-----

You can add new posts to your new blog by cloning the repo on your desktop, and then saving .md files into the  _posts folder. Note that the naming convention has to be the same as the example post. Then sync with your repo, and your changes are published to the web! 

There are lots of reasons why you might do this, but two very good ones is a) free b) you keep control because your materials are on your own machine c) it's fast - the site is static and so no time is wasted computing what the page ought to look like d) it's secure. Well, more secure than many options (ask me about the Heritage Crowd project sometime).

 

What is community building?

1 min read

I expect you to comment on each other's work, constructively. You do that through status updates, posts, audio, etc, here on this site. When someone adds a new tool tutorial to our github repo, I want you to try it out. When someone has uploaded or completed an assignment, take a look. If someone has made a really powerful seminar presentation, I want to see reflections. If there was something in the readings that you feel didn't come out in the discussion, carry on the discussion here. Reach out to the wider DH community - tweet links to our stuff; bring links back here for us to look at. 

This site is our public facing hub. When I assess 'community building', I'm looking at how you made this online space a place worth being at.

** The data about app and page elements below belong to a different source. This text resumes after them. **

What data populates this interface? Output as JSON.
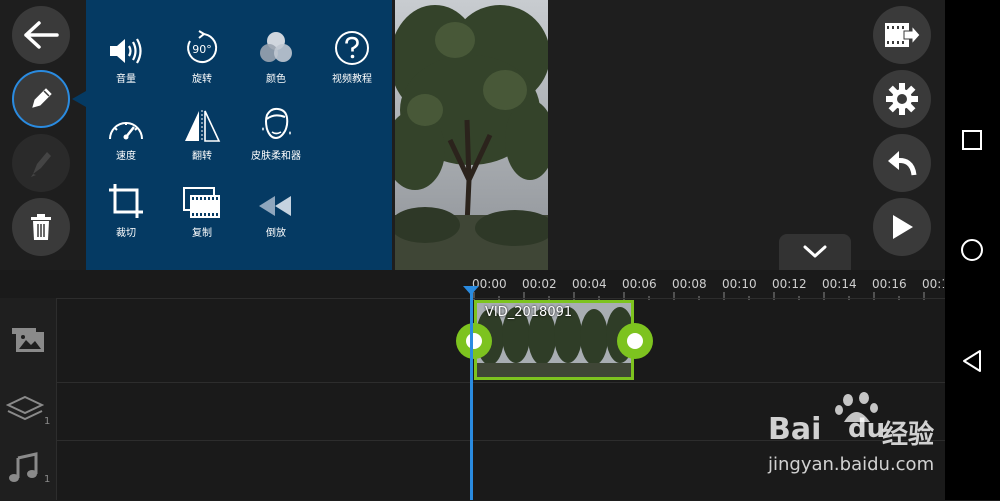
{
  "edit_panel": {
    "tools": [
      {
        "label": "音量",
        "icon": "volume-icon"
      },
      {
        "label": "旋转",
        "icon": "rotate-90-icon",
        "badge": "90°"
      },
      {
        "label": "颜色",
        "icon": "color-circles-icon"
      },
      {
        "label": "视频教程",
        "icon": "help-icon"
      },
      {
        "label": "速度",
        "icon": "speedometer-icon"
      },
      {
        "label": "翻转",
        "icon": "flip-icon"
      },
      {
        "label": "皮肤柔和器",
        "icon": "face-icon"
      },
      {
        "label": "裁切",
        "icon": "crop-icon"
      },
      {
        "label": "复制",
        "icon": "duplicate-icon"
      },
      {
        "label": "倒放",
        "icon": "reverse-icon"
      }
    ]
  },
  "timeline": {
    "ticks": [
      "00:00",
      "00:02",
      "00:04",
      "00:06",
      "00:08",
      "00:10",
      "00:12",
      "00:14",
      "00:16",
      "00:1"
    ],
    "clip_name": "VID_2018091",
    "layer_count": "1",
    "audio_count": "1"
  },
  "watermark": {
    "brand": "Bai",
    "brand2": "du",
    "cn": "经验",
    "url": "jingyan.baidu.com"
  },
  "colors": {
    "panel_bg": "#053a63",
    "accent_blue": "#2a8be0",
    "clip_green": "#7dc31f",
    "button_bg": "#3a3a3a"
  }
}
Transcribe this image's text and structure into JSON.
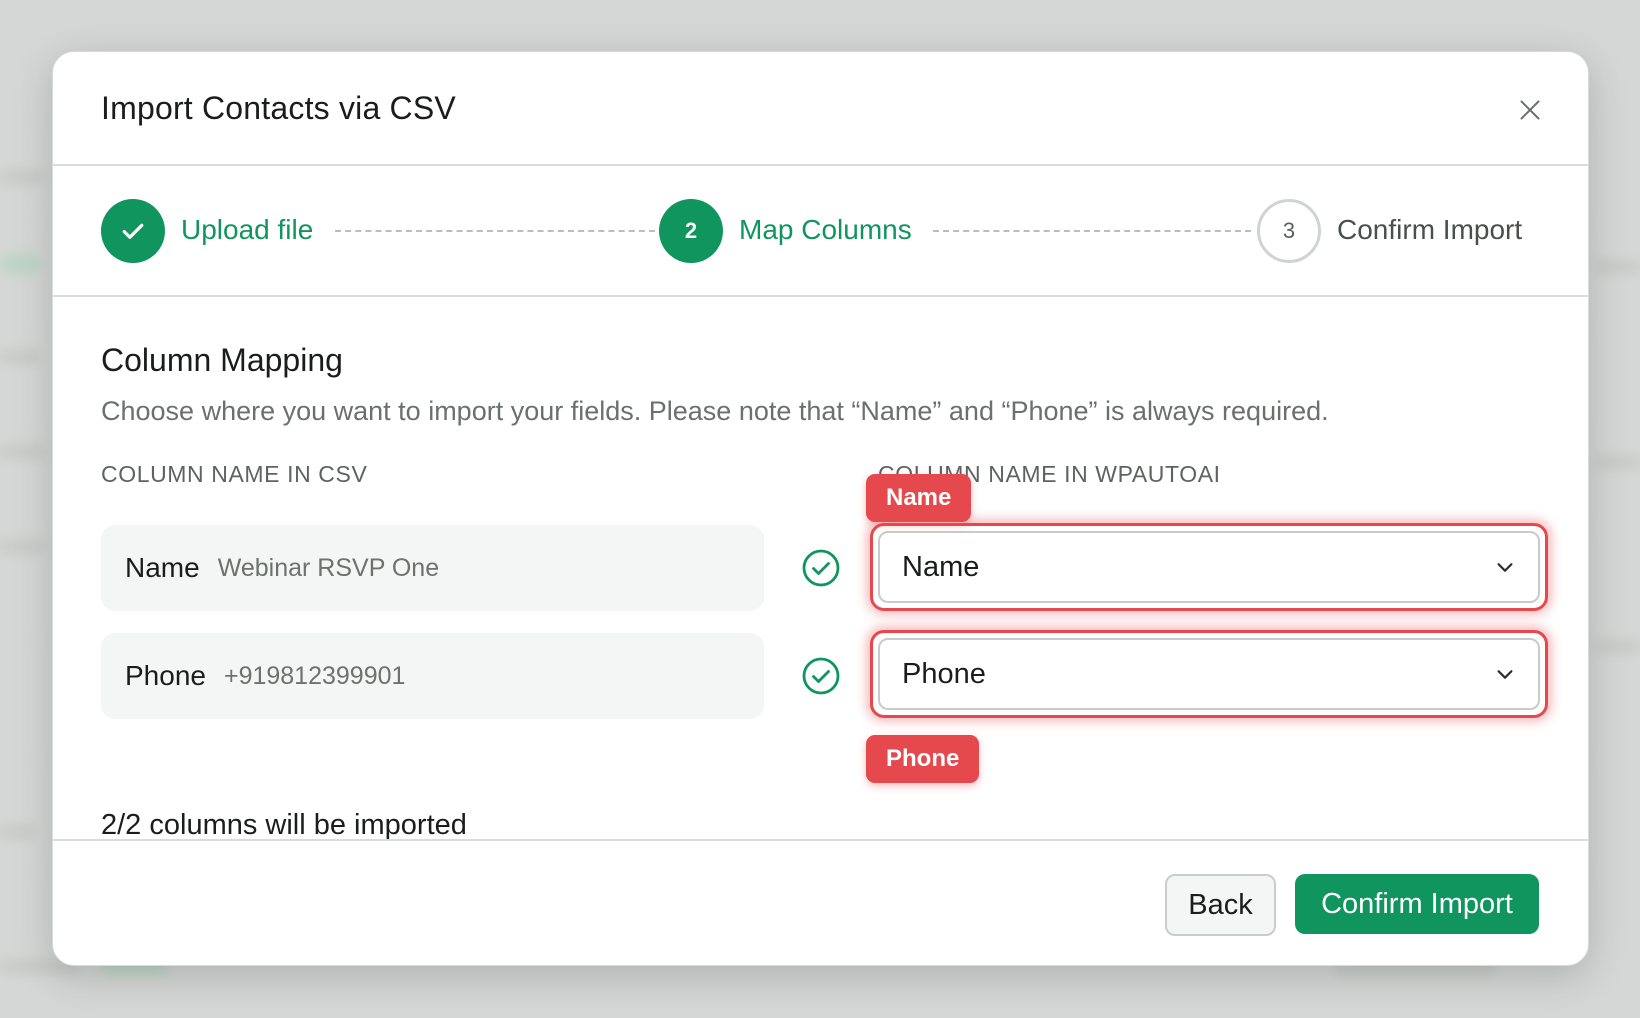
{
  "modal": {
    "title": "Import Contacts via CSV"
  },
  "steps": [
    {
      "number": "1",
      "label": "Upload file",
      "status": "done"
    },
    {
      "number": "2",
      "label": "Map Columns",
      "status": "active"
    },
    {
      "number": "3",
      "label": "Confirm Import",
      "status": "todo"
    }
  ],
  "mapping": {
    "title": "Column Mapping",
    "description": "Choose where you want to import your fields. Please note that “Name” and “Phone” is always required.",
    "csv_header": "COLUMN NAME IN CSV",
    "target_header": "COLUMN NAME IN WPAUTOAI",
    "rows": [
      {
        "csv_column": "Name",
        "sample": "Webinar RSVP One",
        "selected": "Name",
        "tag": "Name"
      },
      {
        "csv_column": "Phone",
        "sample": "+919812399901",
        "selected": "Phone",
        "tag": "Phone"
      }
    ],
    "summary": "2/2 columns will be imported"
  },
  "footer": {
    "back_label": "Back",
    "confirm_label": "Confirm Import"
  },
  "colors": {
    "accent": "#11955f",
    "error": "#e5484d"
  }
}
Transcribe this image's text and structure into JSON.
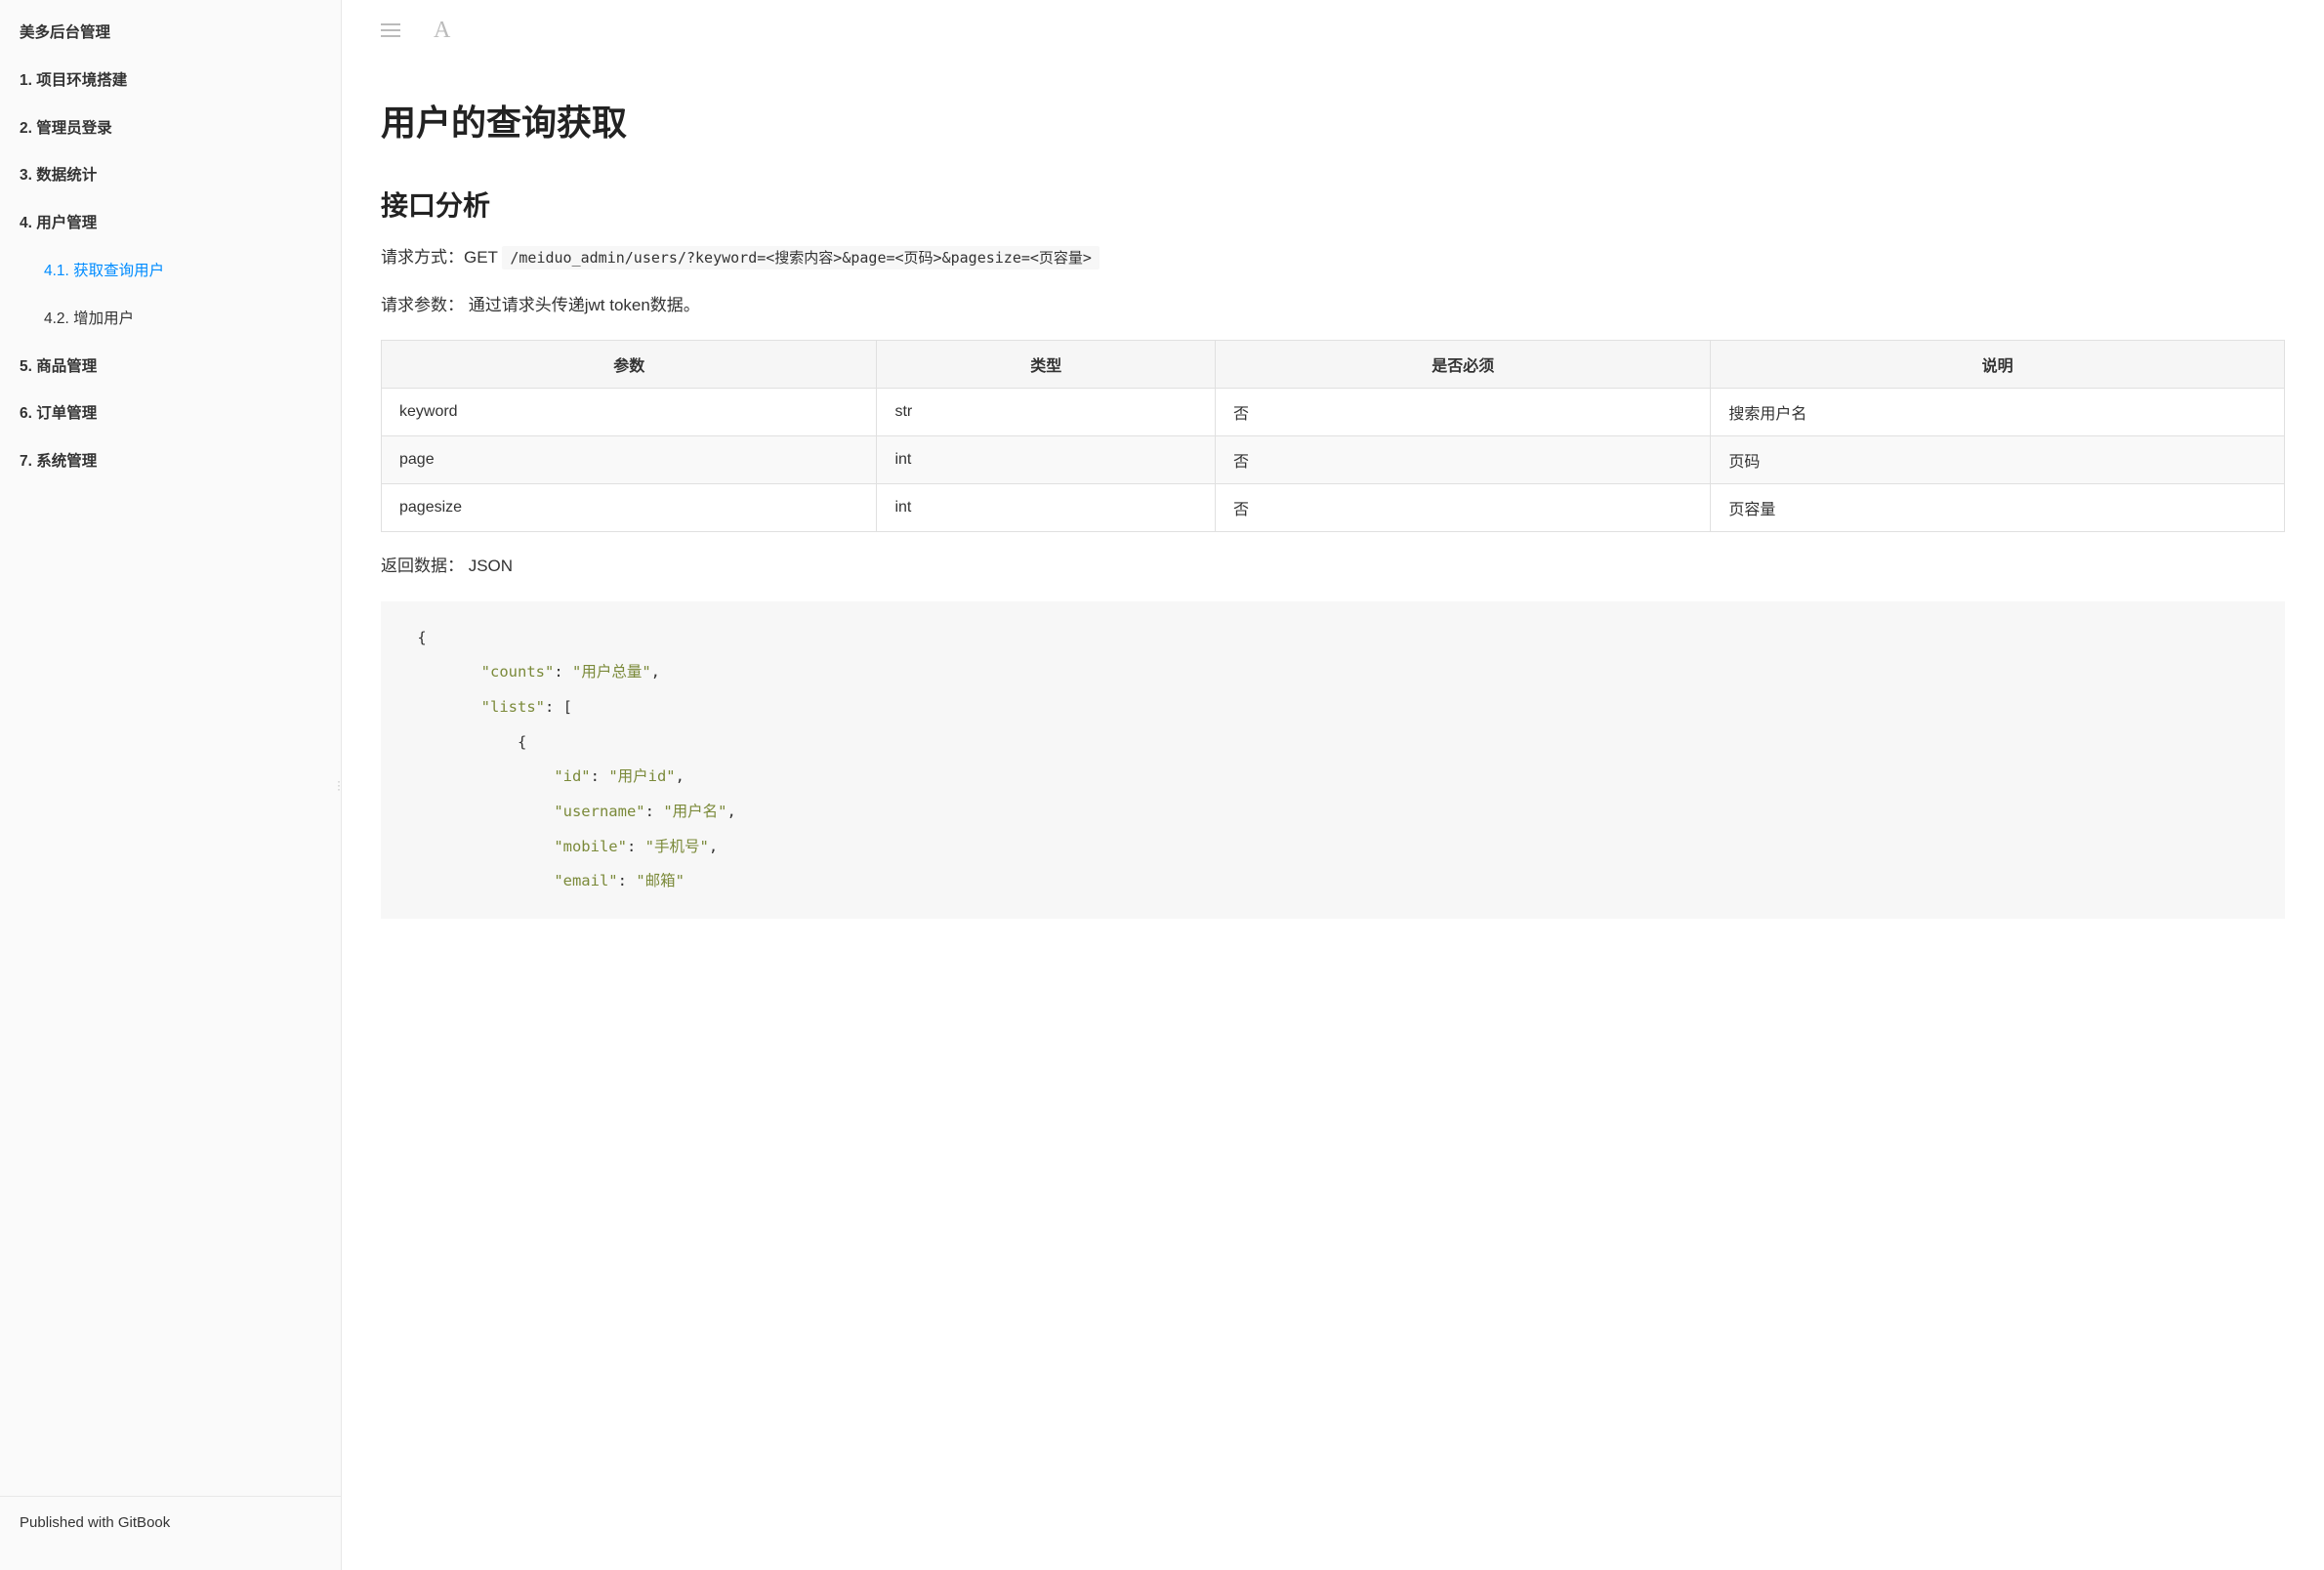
{
  "sidebar": {
    "title": "美多后台管理",
    "items": [
      {
        "label": "1. 项目环境搭建",
        "sub": false,
        "active": false
      },
      {
        "label": "2. 管理员登录",
        "sub": false,
        "active": false
      },
      {
        "label": "3. 数据统计",
        "sub": false,
        "active": false
      },
      {
        "label": "4. 用户管理",
        "sub": false,
        "active": false
      },
      {
        "label": "4.1. 获取查询用户",
        "sub": true,
        "active": true
      },
      {
        "label": "4.2. 增加用户",
        "sub": true,
        "active": false
      },
      {
        "label": "5. 商品管理",
        "sub": false,
        "active": false
      },
      {
        "label": "6. 订单管理",
        "sub": false,
        "active": false
      },
      {
        "label": "7. 系统管理",
        "sub": false,
        "active": false
      }
    ],
    "footer": "Published with GitBook"
  },
  "content": {
    "title": "用户的查询获取",
    "section1": "接口分析",
    "req_method_label": "请求方式：GET ",
    "req_method_code": "/meiduo_admin/users/?keyword=<搜索内容>&page=<页码>&pagesize=<页容量>",
    "req_params_label": "请求参数：  通过请求头传递jwt token数据。",
    "table": {
      "headers": [
        "参数",
        "类型",
        "是否必须",
        "说明"
      ],
      "rows": [
        [
          "keyword",
          "str",
          "否",
          "搜索用户名"
        ],
        [
          "page",
          "int",
          "否",
          "页码"
        ],
        [
          "pagesize",
          "int",
          "否",
          "页容量"
        ]
      ]
    },
    "resp_label": "返回数据：  JSON",
    "code": {
      "open_brace": " {",
      "counts_key": "\"counts\"",
      "counts_val": "\"用户总量\"",
      "lists_key": "\"lists\"",
      "lists_open": "[",
      "item_open": "{",
      "id_key": "\"id\"",
      "id_val": "\"用户id\"",
      "username_key": "\"username\"",
      "username_val": "\"用户名\"",
      "mobile_key": "\"mobile\"",
      "mobile_val": "\"手机号\"",
      "email_key": "\"email\"",
      "email_val": "\"邮箱\""
    }
  }
}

Tag your posts accordingly - , , ... there is no hard rule about how you tag, just make sure it's descriptive, but in general, if there's something you want me to take into account at the evaluation stage, use